The death of service

It’s uncanny that I have such encounters when reading a book on the subject.

As some of you may be aware, I am reading about the future of banking – where archaic procedures meet their nemesis in new-age agile technology.

And today, the universe conspired to demonstrate that what I read was indeed waiting to happen.

Short story – took a car loan from a leading bank here, a couple of months back. The over-enthusiastic loan seller (can’t bring myself to call them relationship managers) bundled a current account along with the loan, and why? It’s internal processs, he said. More like a bit more commission for me, I thought.

Nevertheless, they also made me sign a direct debit from my existing bank, even though the first installment of the loan was a couple of months away. You can change it later, I was told.

Come November 28th. They deduct my first installment from the current account, not from the direct debit. And that’s not all. A couple of days later, they also knock on the virtual door of my other bank, attempting to deduct money from there as well…Ahem!

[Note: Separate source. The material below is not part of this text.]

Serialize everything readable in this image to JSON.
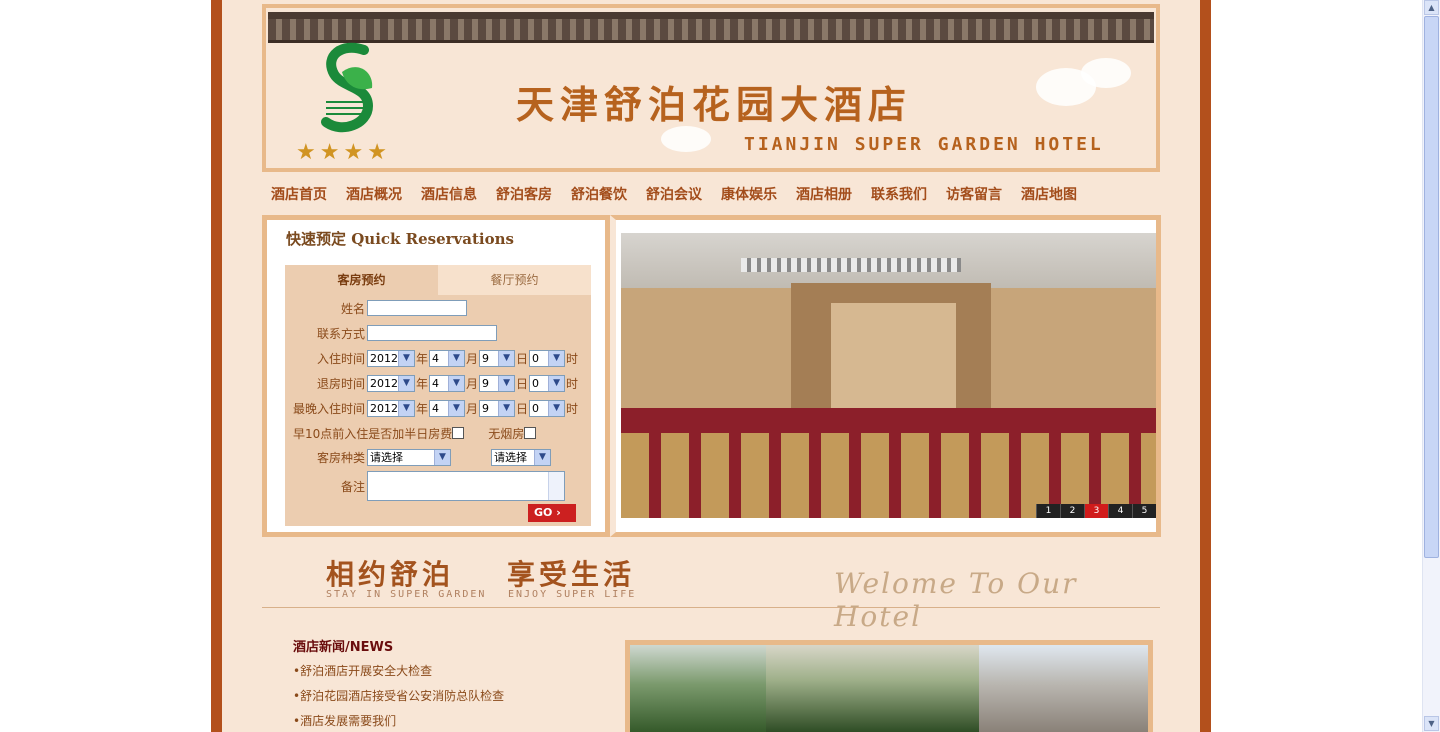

Anyways, they did this 4-5 times before I decided to visit the branch and take corrective action. All good they said. And today they called me and said – err…not so good. The head of credit apparently said that I was self-employed and hence a riskier loan, and so they would continue the direct debit from the other bank and refuse to do the same from their own bank.

Am I missing something or did this sound plain stupid?

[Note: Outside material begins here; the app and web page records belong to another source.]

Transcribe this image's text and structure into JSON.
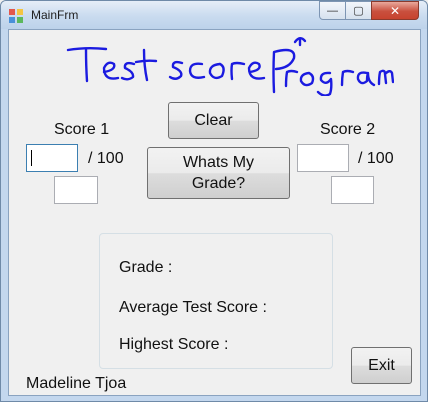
{
  "window": {
    "title": "MainFrm"
  },
  "caption_buttons": {
    "minimize": "—",
    "maximize": "▢",
    "close": "✕"
  },
  "banner": {
    "handwritten_text": "Test score Program"
  },
  "score1": {
    "label": "Score 1",
    "value": "",
    "out_of": "/ 100",
    "secondary_value": ""
  },
  "score2": {
    "label": "Score 2",
    "value": "",
    "out_of": "/ 100",
    "secondary_value": ""
  },
  "buttons": {
    "clear": "Clear",
    "grade_line1": "Whats My",
    "grade_line2": "Grade?",
    "exit": "Exit"
  },
  "results": {
    "grade_label": "Grade :",
    "average_label": "Average Test Score :",
    "highest_label": "Highest Score :"
  },
  "footer": {
    "author": "Madeline Tjoa"
  }
}
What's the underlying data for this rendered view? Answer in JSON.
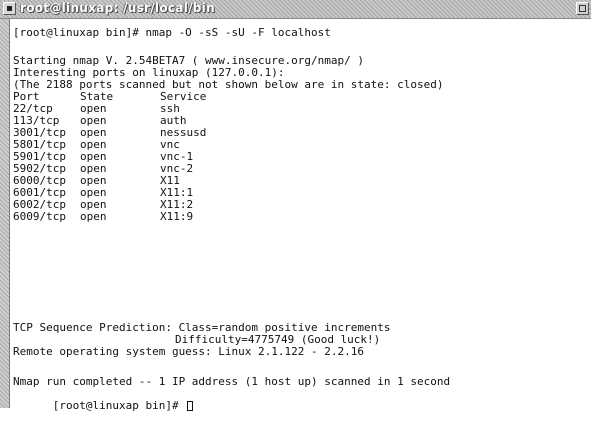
{
  "window": {
    "title": "root@linuxap: /usr/local/bin"
  },
  "terminal": {
    "command_line": "[root@linuxap bin]# nmap -O -sS -sU -F localhost",
    "banner": "Starting nmap V. 2.54BETA7 ( www.insecure.org/nmap/ )",
    "interesting": "Interesting ports on linuxap (127.0.0.1):",
    "closed_note": "(The 2188 ports scanned but not shown below are in state: closed)",
    "port_table": {
      "headers": [
        "Port",
        "State",
        "Service"
      ],
      "rows": [
        [
          "22/tcp",
          "open",
          "ssh"
        ],
        [
          "113/tcp",
          "open",
          "auth"
        ],
        [
          "3001/tcp",
          "open",
          "nessusd"
        ],
        [
          "5801/tcp",
          "open",
          "vnc"
        ],
        [
          "5901/tcp",
          "open",
          "vnc-1"
        ],
        [
          "5902/tcp",
          "open",
          "vnc-2"
        ],
        [
          "6000/tcp",
          "open",
          "X11"
        ],
        [
          "6001/tcp",
          "open",
          "X11:1"
        ],
        [
          "6002/tcp",
          "open",
          "X11:2"
        ],
        [
          "6009/tcp",
          "open",
          "X11:9"
        ]
      ]
    },
    "tcp_seq": "TCP Sequence Prediction: Class=random positive increments",
    "difficulty": "Difficulty=4775749 (Good luck!)",
    "os_guess": "Remote operating system guess: Linux 2.1.122 - 2.2.16",
    "completed": "Nmap run completed -- 1 IP address (1 host up) scanned in 1 second",
    "prompt": "[root@linuxap bin]# "
  },
  "icons": {
    "window_menu": "window-menu-icon",
    "maximize": "maximize-icon",
    "cursor": "text-cursor"
  },
  "colors": {
    "titlebar": "#b8b8b8",
    "terminal_bg": "#ffffff",
    "terminal_fg": "#111111"
  }
}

It’s things like this that make me want the pace of digital neobanks to accelerate. Enough of signing endless forms (blank ones most of them), submitting IDs again and again and still walking into such silly situations. When a bank cannot understand that money in their own vaults is better than knocking on their neighbors, something is fundamentally wrong.

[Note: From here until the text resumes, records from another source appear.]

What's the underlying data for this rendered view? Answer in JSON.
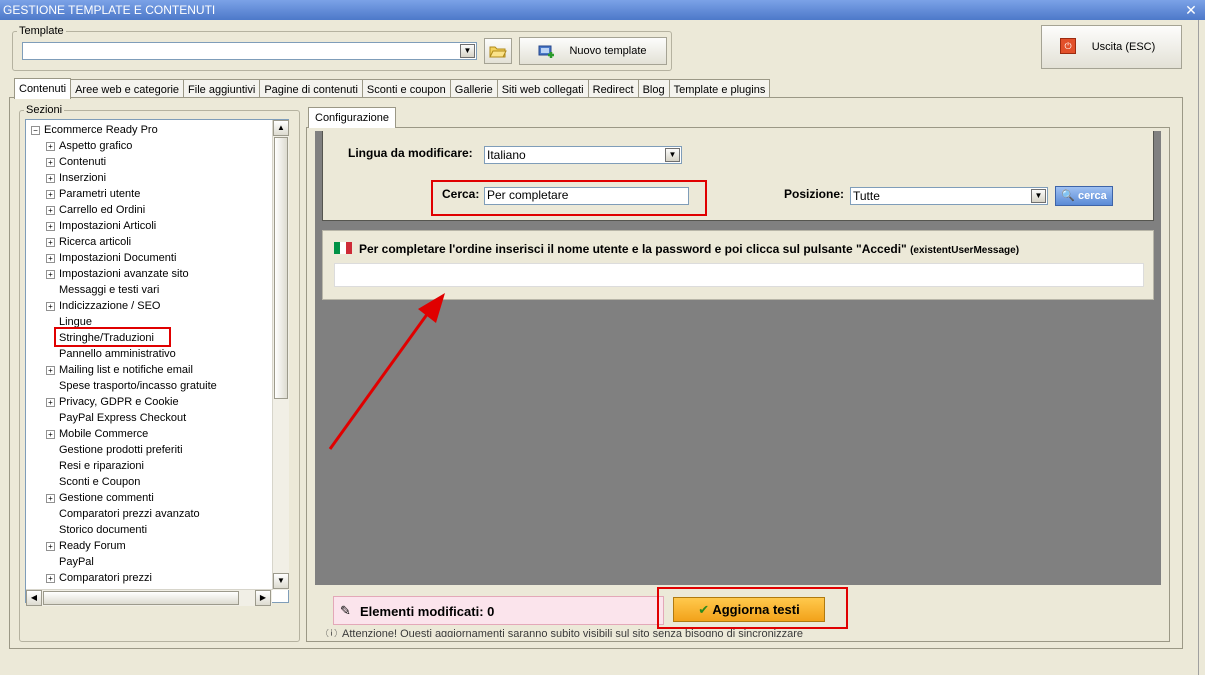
{
  "window": {
    "title": "GESTIONE TEMPLATE E CONTENUTI",
    "close_label": "x"
  },
  "template_group": {
    "legend": "Template",
    "select_value": "",
    "new_template_label": "Nuovo template"
  },
  "exit_button": {
    "label": "Uscita (ESC)"
  },
  "tabs": [
    {
      "label": "Contenuti"
    },
    {
      "label": "Aree web e categorie"
    },
    {
      "label": "File aggiuntivi"
    },
    {
      "label": "Pagine di contenuti"
    },
    {
      "label": "Sconti e coupon"
    },
    {
      "label": "Gallerie"
    },
    {
      "label": "Siti web collegati"
    },
    {
      "label": "Redirect"
    },
    {
      "label": "Blog"
    },
    {
      "label": "Template e plugins"
    }
  ],
  "sections": {
    "legend": "Sezioni",
    "root": "Ecommerce Ready Pro",
    "items": [
      {
        "label": "Aspetto grafico",
        "expandable": true
      },
      {
        "label": "Contenuti",
        "expandable": true
      },
      {
        "label": "Inserzioni",
        "expandable": true
      },
      {
        "label": "Parametri utente",
        "expandable": true
      },
      {
        "label": "Carrello ed Ordini",
        "expandable": true
      },
      {
        "label": "Impostazioni Articoli",
        "expandable": true
      },
      {
        "label": "Ricerca articoli",
        "expandable": true
      },
      {
        "label": "Impostazioni Documenti",
        "expandable": true
      },
      {
        "label": "Impostazioni avanzate sito",
        "expandable": true
      },
      {
        "label": "Messaggi e testi vari",
        "expandable": false
      },
      {
        "label": "Indicizzazione / SEO",
        "expandable": true
      },
      {
        "label": "Lingue",
        "expandable": false
      },
      {
        "label": "Stringhe/Traduzioni",
        "expandable": false
      },
      {
        "label": "Pannello amministrativo",
        "expandable": false
      },
      {
        "label": "Mailing list e notifiche email",
        "expandable": true
      },
      {
        "label": "Spese trasporto/incasso gratuite",
        "expandable": false
      },
      {
        "label": "Privacy, GDPR e Cookie",
        "expandable": true
      },
      {
        "label": "PayPal Express Checkout",
        "expandable": false
      },
      {
        "label": "Mobile Commerce",
        "expandable": true
      },
      {
        "label": "Gestione prodotti preferiti",
        "expandable": false
      },
      {
        "label": "Resi e riparazioni",
        "expandable": false
      },
      {
        "label": "Sconti e Coupon",
        "expandable": false
      },
      {
        "label": "Gestione commenti",
        "expandable": true
      },
      {
        "label": "Comparatori prezzi avanzato",
        "expandable": false
      },
      {
        "label": "Storico documenti",
        "expandable": false
      },
      {
        "label": "Ready Forum",
        "expandable": true
      },
      {
        "label": "PayPal",
        "expandable": false
      },
      {
        "label": "Comparatori prezzi",
        "expandable": true
      }
    ]
  },
  "config": {
    "tab_label": "Configurazione",
    "language_label": "Lingua da modificare:",
    "language_value": "Italiano",
    "search_label": "Cerca:",
    "search_value": "Per completare",
    "position_label": "Posizione:",
    "position_value": "Tutte",
    "search_button": "cerca"
  },
  "result": {
    "message": "Per completare l'ordine inserisci il nome utente e la password e poi clicca sul pulsante \"Accedi\"",
    "key": "(existentUserMessage)",
    "value": ""
  },
  "footer": {
    "modified_label": "Elementi modificati: 0",
    "update_button": "Aggiorna testi",
    "warning": "Attenzione! Questi aggiornamenti saranno subito visibili sul sito senza bisogno di sincronizzare"
  },
  "colors": {
    "highlight": "#e00000",
    "update_button": "#f5b533",
    "flag_green": "#009246",
    "flag_white": "#ffffff",
    "flag_red": "#ce2b37"
  }
}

Being a slave to a process makes such things happen. A process is only as good as it’s intended outcome. I would focus on achieving the outcome in the least possible steps, rather than sticking to a process just because that “is the way it has always been done”.

Customers are well connected now. People demand utility. Good service. It’s not optional.